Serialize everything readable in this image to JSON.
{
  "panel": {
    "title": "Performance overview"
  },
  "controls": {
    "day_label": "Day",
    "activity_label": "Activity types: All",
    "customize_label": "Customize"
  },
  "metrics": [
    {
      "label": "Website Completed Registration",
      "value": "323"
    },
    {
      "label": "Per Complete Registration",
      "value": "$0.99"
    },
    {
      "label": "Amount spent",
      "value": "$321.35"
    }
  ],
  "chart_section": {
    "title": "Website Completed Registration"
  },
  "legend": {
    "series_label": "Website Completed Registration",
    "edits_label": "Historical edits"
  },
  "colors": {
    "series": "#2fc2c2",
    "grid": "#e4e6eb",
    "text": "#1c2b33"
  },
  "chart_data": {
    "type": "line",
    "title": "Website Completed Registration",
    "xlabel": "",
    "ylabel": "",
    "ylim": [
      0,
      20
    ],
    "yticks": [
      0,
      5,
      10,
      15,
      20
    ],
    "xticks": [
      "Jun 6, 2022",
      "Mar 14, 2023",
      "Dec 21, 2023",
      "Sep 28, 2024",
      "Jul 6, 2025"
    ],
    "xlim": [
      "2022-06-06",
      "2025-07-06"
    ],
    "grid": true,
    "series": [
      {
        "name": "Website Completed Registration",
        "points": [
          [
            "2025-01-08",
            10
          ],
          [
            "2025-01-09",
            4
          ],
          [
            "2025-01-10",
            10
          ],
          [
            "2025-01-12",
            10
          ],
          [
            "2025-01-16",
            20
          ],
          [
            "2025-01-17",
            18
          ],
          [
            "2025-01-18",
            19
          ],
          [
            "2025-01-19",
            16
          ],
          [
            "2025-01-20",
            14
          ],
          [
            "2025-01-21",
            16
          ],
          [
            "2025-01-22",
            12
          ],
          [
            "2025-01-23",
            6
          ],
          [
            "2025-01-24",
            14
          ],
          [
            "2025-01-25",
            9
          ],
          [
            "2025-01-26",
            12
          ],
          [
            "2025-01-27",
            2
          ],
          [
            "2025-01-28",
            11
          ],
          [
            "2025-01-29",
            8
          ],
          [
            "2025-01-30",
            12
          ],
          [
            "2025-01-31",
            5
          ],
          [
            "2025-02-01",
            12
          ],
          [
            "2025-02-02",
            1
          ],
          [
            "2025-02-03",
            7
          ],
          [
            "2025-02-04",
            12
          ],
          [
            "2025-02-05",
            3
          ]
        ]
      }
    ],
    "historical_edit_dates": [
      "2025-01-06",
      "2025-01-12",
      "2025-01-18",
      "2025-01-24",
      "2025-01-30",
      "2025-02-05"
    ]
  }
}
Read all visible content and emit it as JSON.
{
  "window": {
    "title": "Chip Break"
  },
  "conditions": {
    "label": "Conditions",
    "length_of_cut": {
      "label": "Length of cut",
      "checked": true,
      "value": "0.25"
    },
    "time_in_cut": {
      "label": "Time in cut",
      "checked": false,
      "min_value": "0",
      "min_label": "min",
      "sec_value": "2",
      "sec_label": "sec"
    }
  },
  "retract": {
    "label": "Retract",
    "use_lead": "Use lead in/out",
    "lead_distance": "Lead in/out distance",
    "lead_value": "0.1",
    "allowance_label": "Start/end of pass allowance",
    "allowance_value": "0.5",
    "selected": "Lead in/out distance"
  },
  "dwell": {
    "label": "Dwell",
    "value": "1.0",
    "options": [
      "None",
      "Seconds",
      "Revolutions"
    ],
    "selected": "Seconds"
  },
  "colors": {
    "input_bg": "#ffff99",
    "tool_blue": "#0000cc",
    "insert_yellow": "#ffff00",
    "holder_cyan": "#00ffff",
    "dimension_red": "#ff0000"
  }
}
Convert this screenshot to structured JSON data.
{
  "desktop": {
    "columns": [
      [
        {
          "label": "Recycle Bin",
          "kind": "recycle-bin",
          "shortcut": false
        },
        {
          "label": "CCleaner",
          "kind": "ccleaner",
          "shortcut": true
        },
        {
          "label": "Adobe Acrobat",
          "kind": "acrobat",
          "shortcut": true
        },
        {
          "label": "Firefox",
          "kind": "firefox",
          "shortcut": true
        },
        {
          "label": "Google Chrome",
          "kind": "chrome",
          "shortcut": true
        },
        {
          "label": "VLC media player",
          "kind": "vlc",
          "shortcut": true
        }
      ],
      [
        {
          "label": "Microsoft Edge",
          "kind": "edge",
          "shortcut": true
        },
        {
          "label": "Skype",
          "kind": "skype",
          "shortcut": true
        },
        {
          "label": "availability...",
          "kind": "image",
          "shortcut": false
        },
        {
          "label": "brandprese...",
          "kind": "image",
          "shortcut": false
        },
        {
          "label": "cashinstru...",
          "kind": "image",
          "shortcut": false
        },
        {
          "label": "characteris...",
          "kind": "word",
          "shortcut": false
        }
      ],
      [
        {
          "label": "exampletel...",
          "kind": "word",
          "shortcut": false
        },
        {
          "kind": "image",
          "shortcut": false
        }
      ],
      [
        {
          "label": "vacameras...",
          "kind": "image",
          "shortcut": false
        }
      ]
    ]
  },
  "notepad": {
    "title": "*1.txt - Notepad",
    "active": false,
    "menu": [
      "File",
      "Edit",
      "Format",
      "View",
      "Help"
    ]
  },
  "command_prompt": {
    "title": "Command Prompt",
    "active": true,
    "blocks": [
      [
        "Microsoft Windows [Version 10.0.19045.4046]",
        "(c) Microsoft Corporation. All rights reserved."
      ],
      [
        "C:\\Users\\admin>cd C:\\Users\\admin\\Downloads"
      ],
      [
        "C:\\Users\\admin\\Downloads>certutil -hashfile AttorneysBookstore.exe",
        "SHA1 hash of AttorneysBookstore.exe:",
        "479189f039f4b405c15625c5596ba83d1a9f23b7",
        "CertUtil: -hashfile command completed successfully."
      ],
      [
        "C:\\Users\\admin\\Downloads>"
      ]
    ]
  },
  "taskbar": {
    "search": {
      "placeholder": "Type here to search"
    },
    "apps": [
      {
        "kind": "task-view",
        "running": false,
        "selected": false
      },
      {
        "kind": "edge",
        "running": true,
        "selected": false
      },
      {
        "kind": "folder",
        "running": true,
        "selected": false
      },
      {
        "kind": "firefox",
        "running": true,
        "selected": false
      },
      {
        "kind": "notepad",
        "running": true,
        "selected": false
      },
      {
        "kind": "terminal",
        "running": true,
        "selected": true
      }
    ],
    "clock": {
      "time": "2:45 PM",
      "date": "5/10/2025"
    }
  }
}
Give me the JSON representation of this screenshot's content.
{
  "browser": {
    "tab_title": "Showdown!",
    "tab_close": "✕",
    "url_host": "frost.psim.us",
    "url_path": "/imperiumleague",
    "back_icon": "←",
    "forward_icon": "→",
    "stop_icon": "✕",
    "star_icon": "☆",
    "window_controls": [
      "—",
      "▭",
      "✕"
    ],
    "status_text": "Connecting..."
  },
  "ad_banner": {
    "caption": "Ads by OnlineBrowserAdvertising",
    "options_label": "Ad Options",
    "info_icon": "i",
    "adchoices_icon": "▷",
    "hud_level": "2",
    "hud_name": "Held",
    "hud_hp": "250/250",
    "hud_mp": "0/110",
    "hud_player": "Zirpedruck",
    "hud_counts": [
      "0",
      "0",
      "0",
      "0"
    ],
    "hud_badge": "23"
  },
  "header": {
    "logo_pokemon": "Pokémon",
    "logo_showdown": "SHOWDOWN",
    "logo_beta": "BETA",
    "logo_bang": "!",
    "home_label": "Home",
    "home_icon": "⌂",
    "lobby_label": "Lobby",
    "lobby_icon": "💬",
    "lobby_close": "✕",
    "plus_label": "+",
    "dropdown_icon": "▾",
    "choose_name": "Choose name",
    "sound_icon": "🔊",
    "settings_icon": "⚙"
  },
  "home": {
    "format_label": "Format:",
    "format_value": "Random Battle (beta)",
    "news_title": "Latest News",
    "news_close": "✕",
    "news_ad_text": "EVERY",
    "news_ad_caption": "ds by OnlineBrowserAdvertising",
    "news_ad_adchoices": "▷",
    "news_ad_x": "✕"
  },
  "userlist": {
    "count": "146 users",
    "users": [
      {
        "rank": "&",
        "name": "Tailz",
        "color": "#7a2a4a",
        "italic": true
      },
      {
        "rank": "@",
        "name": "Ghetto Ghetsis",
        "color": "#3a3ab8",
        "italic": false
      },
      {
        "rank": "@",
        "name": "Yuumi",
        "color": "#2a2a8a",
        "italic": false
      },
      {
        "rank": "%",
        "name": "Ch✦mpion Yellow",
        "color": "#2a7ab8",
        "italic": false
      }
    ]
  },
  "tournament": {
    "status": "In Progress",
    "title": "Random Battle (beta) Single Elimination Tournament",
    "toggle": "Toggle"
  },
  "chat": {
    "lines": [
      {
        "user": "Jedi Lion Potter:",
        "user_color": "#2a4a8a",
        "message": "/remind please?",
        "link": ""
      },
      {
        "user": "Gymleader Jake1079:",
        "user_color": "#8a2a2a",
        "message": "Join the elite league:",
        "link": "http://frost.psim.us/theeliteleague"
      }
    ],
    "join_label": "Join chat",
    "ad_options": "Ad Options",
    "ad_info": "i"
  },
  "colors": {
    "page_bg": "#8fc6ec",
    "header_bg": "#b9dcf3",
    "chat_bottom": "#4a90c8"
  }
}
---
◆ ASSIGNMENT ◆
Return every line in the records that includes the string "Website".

◆ RESULT FOR THIS TASK ◆
      "label": "Website Completed Registration",
    "title": "Website Completed Registration"
    "series_label": "Website Completed Registration",
    "title": "Website Completed Registration",
        "name": "Website Completed Registration",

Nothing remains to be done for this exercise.